The move comes as Azerbaijan is more assertively exercising its sovereignty in Karabakh, and Armenians are seeing Russia as a possible bulwark.
The territory’s de facto ministry of foreign affairs announced new entry regulations for foreigners on February 8, and one of the provisions was that Russian peacekeeping forces will examine applications “for security purposes” before they are approved.
It’s not clear what prompted the new regulation, which the de facto authorities say had already been in effect before being announced. The day before, a gadfly source claimed that a group of French journalists and activists had been turned away at the de facto Armenia-Karabakh border, and that it was because the Armenian government had made a secret agreement with Azerbaijan allowing Baku to control who enters Karabakh.
Karabakh’s de facto foreign minister David Babayan denied the reports about Azerbaijani control, claiming that the new border regulations were necessary because of the presence of foreign fighters in Azerbaijan proper. “The fact that a large number of mercenary terrorists recruited to fight against Artsakh [an alternate Armenian name for Karabakh] still remain in Azerbaijan forces us to improve the procedure of registering those entering Artsakh,” he said in an interview with Armenian Public Radio, without elaborating on the (improbable) connection.
“We have established close cooperation with the Russian peacekeepers because they are among the key role-players in maintaining peace and stability,” he added.
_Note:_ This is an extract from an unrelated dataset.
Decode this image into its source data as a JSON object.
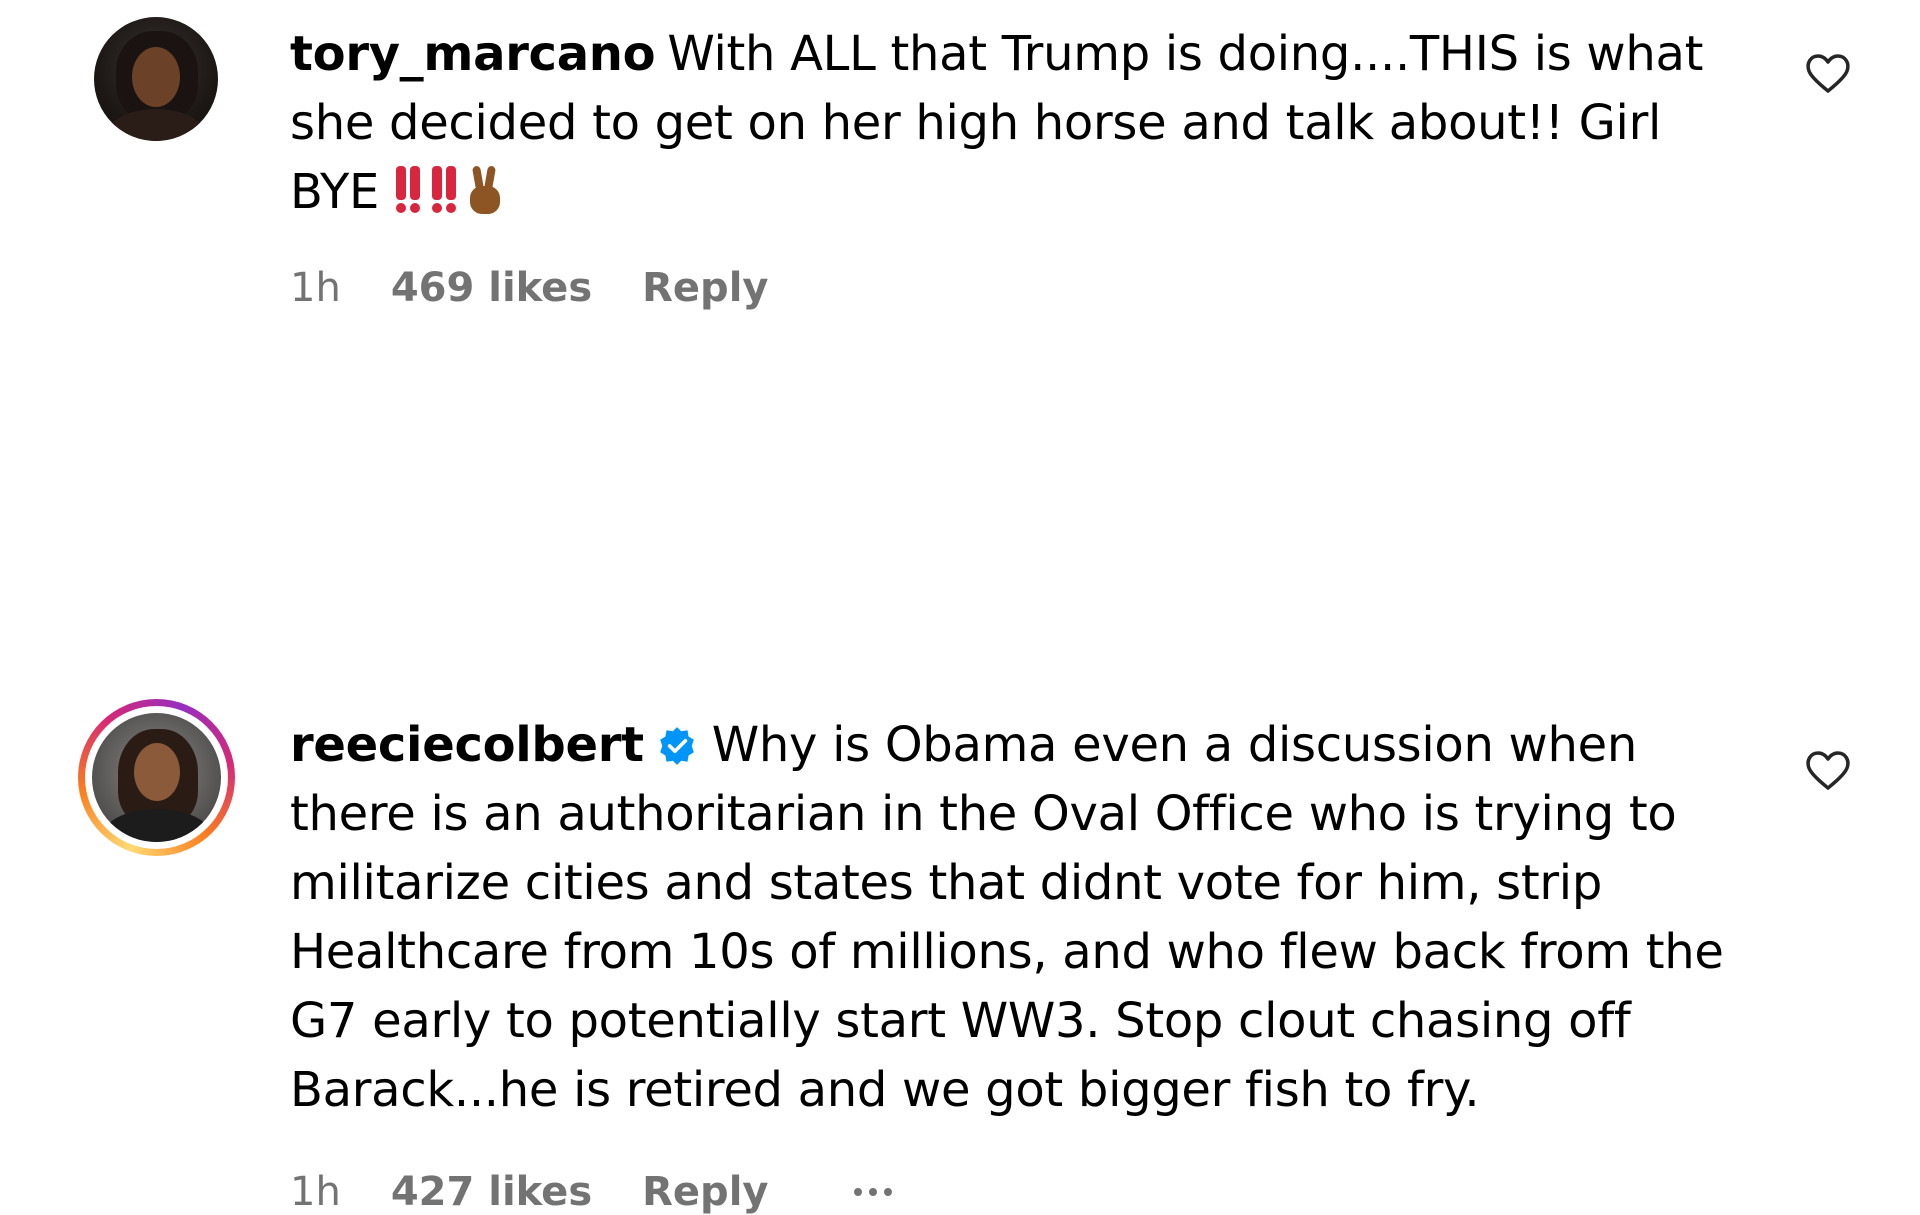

A spokesperson for Karabakh’s Ministry of Foreign Affairs told Eurasianet the policy did not apply to Armenian citizens, but it did to all other nationalities, including Russians. Anush Ghavalyan, a former adviser to the head of the territory’s parliament, said she thought the new rule was appropriate. “There is a new reality in Karabakh,” she told Eurasianet. “Given that our security now depends also on Russian peacekeepers, I think the regulation fully fits this reality.”
The question of who can and can’t enter Karabakh – which is internationally recognized as part of Azerbaijan but which has been controlled by Armenian forces since the first war between the two sides in the 1990s – has long been a deeply sensitive one for both sides. Azerbaijan has for years tried to force foreigners going to Karabakh to ask for Baku’s permission first, and maintains a “blacklist” of many who refuse, denying them entry to Azerbaijan proper on the grounds that they illegally entered Azerbaijan. (A spokesperson for Azerbaijan’s Ministry of Foreign Affairs did not respond to a query from Eurasianet.)
The Armenian-controlled government in Karabakh, meanwhile, has jealously guarded its sovereignty and maintains its own informal blacklist of foreign would-be visitors it deems too solicitous of Baku’s demands.
Azerbaijan has become more assertive in trying to exercise its sovereignty over its territory. It has begun to complain more loudly about visits by Armenian officials to the territory, and has put up conspicuous border signs in territory that it again controls on the border with Armenia. Azerbaijan recently has tightened requirements for Armenian churchgoers to visit the Dadivank Monastery in Kelbajar, territory bordering Karabakh that Azerbaijan took back in last year’s war.
The Armenians of Karabakh, meanwhile, have been increasingly turning to Russia, which maintains a 2,000-strong peacekeeping force along the new line of control in the region. There is regular talk about Armenians of Karabakh getting Russian passports, under the reasoning that Russia would then be more inclined to step in if Azerbaijan tried to take control of the remaining parts of Karabakh.
The head of Karabakh’s national security council, Vitaliy Balasanyan, said “it wasn’t excluded” that Karabakh residents would soon get Russian passports. Babayan, also asked about the possibility, answered by noting that Russia recently liberalized its passport requirements and so “it’s easier to get Russian citizenship whether you live in Stepanakert, Gyumri, Tbilisi or Kazakhstan.”
Joshua Kucera is the Turkey/Caucasus editor at Eurasianet, and author of The Bug Pit.